  • Home Ownership: How much mortgage can you afford? How much money should you plan on putting down? What if you have a poor credit score?
  • Tackling student loans and improving your spending habits
  • How to use life insurance as a retirement, college or wedding savings tool (Ed.: I have no idea what this is, this "wedding" you speak of.)
  • Owning a home in Chicago: what you need to know about property taxes, special programs and condo associations.
  • Why insurance is crucial to long term financial success and building wealth.
  • Should you focus on cutting costs or earning more money?
  • Why should someone in their twenties have life insurance? What kinds of life insurance are there?

Also, there will be champagne.

 

Back at Starbucks…I gave up and came inside. I'll tell myself it was because I needed a power outlet. Truthfully, though, hypothermia will not be a good look for me tomorrow night at Proof (though it would seem hyperbole always is). A woman walked in with three little boys, each wearing bicycle helmets and capes. They didn't ride bikes here. Two of them — brothers, I assume — have red and blue vinyl capes and matching bright-green helmets with scales and decals to make them look like dinosaurs; the third has a plain blue helmet, but his cape is made from a silk scarf. He's a paisley superhero. I love them, and I don't even know them. As they stand with their faces pressed to the window, screaming at the top of their little lungs for no good reason, I realize this is a huge part of why I throw money at an automatic espresso machine every morning. Little moments like this. But maybe tonight, I can start to figure out how to balance the moments of people watching and baby dreaming with affording to make those dreams a reality at some point. Reaching? Maybe. But it's true. You should come tomorrow night. We can meet in person. And drink champagne. And learn how to grow up and start saving money. And, you know, buy houses and get married and be successful in the long term. Dear god, the future terrifies me. Even if it is all uphill from here.

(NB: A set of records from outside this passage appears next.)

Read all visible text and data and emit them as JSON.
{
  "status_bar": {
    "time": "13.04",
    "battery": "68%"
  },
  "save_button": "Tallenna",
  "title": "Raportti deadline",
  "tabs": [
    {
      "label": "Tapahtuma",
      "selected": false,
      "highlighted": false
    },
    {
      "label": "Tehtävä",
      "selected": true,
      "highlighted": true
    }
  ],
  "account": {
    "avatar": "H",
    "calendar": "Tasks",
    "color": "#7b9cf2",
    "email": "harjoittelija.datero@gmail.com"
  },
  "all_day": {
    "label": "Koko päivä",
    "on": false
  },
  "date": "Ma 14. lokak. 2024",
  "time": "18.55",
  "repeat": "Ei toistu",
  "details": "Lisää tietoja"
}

Champagne.

 

 

 

 

Disclosure: Nicole offered me free entry to the event if I wrote about it. So I'm asking you to pay for a ticket, but I'm already going for free. Nyah, nyah, nyah.